→ Required work
Each line holding the string "annotation" is to be copied from the data.

→ Material for this task
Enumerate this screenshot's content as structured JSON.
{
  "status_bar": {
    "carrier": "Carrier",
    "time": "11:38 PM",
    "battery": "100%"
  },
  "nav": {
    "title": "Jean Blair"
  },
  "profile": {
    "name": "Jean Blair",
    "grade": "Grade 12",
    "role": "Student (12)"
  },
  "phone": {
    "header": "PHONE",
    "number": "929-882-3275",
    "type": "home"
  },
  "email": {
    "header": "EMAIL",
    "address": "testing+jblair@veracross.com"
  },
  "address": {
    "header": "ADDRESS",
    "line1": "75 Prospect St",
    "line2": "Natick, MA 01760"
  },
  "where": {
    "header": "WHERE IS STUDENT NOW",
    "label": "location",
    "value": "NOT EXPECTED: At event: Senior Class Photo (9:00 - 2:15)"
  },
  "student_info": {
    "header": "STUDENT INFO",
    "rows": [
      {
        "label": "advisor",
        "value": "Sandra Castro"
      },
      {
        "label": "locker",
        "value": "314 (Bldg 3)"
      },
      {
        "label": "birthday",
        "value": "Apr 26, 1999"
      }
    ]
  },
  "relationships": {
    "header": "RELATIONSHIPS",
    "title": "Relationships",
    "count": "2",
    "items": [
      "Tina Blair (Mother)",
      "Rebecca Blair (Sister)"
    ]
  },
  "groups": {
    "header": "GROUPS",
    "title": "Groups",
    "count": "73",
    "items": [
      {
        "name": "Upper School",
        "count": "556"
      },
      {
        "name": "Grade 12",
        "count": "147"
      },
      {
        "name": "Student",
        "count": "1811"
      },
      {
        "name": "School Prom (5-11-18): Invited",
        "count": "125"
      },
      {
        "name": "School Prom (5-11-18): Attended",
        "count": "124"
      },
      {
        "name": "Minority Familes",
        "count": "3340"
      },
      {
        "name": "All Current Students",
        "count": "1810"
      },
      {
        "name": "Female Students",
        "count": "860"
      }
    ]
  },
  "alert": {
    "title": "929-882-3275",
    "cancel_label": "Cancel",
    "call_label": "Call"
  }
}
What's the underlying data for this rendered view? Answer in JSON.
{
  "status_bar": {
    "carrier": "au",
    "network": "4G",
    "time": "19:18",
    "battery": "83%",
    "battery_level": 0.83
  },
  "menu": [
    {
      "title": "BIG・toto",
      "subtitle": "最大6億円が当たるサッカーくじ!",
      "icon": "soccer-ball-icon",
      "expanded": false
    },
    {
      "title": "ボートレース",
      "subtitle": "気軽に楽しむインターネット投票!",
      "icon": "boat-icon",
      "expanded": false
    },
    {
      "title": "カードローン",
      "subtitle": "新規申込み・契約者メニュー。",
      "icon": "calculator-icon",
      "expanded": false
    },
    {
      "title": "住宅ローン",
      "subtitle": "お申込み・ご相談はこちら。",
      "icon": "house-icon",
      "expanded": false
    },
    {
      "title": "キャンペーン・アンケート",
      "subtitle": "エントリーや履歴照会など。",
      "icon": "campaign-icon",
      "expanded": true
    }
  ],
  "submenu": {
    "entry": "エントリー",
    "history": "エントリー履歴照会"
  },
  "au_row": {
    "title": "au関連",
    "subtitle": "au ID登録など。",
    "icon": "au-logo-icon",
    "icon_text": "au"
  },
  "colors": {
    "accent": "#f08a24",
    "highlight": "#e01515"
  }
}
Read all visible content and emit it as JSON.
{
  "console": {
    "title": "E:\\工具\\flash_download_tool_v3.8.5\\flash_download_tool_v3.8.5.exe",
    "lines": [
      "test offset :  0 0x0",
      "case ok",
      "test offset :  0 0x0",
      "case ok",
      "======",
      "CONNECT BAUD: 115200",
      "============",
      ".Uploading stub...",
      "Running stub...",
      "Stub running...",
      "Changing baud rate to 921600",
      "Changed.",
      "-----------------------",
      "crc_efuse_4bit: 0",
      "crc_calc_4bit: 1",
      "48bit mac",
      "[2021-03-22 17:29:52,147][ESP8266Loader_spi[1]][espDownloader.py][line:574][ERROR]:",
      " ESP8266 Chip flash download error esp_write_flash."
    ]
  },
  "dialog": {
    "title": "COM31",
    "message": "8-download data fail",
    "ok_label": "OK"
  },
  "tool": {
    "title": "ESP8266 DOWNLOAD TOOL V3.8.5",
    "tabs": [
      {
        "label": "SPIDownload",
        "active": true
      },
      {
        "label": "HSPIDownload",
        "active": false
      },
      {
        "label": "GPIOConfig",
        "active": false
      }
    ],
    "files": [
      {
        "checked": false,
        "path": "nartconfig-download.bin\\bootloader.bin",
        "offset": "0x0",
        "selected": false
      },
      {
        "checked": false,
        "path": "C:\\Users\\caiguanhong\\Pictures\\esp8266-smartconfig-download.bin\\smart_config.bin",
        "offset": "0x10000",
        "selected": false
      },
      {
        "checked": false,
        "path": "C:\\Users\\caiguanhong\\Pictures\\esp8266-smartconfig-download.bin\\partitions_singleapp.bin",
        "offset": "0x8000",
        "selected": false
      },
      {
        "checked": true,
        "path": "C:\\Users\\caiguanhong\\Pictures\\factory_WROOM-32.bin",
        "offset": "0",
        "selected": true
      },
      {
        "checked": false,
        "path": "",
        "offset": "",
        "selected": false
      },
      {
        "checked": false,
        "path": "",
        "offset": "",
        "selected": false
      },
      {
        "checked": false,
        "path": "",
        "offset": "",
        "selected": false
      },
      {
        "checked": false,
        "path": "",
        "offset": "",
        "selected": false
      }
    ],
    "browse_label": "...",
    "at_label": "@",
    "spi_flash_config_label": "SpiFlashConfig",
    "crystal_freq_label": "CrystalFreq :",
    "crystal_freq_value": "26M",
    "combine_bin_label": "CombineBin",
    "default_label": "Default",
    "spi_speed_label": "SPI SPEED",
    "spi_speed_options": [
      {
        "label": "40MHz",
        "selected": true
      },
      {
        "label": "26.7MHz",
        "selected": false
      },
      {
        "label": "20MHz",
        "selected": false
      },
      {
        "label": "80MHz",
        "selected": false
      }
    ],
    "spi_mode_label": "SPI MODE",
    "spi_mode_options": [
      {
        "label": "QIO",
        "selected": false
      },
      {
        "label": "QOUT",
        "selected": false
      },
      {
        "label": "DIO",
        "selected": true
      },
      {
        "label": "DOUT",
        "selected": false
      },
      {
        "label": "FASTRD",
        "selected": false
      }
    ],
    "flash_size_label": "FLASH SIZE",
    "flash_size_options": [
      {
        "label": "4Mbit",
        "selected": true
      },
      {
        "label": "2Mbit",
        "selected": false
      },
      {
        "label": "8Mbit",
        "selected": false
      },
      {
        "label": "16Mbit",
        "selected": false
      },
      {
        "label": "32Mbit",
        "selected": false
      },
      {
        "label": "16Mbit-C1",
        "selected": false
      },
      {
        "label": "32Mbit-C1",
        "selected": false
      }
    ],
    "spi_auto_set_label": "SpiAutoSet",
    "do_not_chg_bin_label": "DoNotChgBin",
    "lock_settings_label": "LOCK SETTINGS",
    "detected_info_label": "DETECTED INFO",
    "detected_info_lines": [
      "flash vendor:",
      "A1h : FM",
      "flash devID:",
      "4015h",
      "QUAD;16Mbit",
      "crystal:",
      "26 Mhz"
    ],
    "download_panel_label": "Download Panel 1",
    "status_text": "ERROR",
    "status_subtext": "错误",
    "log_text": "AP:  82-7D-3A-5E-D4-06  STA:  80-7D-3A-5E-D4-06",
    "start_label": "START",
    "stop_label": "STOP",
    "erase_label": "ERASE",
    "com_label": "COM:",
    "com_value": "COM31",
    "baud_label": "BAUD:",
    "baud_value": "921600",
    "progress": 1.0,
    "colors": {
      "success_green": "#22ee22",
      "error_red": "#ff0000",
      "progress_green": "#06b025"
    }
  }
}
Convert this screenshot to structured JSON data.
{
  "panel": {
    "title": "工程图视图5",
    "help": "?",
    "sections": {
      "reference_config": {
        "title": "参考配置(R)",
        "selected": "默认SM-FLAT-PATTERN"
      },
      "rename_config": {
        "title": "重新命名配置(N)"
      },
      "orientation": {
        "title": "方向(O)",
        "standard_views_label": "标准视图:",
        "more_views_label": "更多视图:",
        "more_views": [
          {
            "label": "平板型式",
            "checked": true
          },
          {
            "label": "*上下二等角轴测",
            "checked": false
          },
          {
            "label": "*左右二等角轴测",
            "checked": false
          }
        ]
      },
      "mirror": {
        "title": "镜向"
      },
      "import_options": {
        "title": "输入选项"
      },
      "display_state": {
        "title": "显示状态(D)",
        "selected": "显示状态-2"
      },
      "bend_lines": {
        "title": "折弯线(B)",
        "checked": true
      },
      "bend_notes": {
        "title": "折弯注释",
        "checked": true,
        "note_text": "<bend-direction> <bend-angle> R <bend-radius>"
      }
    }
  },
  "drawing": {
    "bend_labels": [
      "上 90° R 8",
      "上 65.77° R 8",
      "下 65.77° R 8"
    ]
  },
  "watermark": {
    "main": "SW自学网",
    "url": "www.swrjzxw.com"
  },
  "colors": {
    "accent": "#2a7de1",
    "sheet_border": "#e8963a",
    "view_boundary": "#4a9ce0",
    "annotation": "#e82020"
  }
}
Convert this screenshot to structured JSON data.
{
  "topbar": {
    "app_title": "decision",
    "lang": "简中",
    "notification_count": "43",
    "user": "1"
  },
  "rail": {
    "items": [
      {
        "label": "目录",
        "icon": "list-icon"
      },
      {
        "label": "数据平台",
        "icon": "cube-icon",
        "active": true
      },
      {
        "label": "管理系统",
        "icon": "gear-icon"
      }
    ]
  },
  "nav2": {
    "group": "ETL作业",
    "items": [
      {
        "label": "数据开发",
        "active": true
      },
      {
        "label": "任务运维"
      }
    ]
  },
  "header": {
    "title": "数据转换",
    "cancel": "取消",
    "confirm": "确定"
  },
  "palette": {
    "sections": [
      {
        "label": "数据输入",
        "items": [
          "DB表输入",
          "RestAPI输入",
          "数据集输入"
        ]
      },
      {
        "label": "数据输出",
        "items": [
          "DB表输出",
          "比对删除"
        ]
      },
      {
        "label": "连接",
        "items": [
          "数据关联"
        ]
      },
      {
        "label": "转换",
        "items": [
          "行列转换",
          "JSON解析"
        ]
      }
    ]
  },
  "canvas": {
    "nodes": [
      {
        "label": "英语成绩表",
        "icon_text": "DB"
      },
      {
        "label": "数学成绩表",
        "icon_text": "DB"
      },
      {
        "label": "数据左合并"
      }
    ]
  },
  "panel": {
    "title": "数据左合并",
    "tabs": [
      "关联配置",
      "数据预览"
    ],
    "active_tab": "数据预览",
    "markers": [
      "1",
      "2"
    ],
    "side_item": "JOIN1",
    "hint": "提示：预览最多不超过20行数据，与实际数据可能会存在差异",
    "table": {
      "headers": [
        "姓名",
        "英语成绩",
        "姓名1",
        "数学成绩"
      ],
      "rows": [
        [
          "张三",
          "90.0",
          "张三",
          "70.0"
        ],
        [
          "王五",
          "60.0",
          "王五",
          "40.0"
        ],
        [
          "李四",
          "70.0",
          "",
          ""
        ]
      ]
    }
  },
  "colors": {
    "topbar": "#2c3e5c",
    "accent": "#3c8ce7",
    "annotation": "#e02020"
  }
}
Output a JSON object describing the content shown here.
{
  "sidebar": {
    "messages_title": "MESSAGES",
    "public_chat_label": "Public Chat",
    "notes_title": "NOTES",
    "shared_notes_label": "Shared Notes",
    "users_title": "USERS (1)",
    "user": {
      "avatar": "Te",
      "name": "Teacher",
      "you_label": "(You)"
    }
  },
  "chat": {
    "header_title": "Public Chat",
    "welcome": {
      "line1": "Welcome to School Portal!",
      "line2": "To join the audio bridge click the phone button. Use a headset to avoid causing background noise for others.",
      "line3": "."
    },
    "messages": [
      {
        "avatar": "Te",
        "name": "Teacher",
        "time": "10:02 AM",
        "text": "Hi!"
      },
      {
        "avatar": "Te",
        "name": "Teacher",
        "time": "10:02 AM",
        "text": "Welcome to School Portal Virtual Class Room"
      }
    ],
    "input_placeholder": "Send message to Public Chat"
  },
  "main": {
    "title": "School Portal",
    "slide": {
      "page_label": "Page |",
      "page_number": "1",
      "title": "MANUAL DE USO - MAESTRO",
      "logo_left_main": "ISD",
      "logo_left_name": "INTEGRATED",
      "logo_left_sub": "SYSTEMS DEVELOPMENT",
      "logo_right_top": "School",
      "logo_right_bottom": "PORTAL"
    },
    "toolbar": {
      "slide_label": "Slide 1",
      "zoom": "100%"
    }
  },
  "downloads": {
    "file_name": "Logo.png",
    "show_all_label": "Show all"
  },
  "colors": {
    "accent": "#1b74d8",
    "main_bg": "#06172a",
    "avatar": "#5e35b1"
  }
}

→ Solution to this exercise
    "annotation": "#e82020"
    "annotation": "#e02020"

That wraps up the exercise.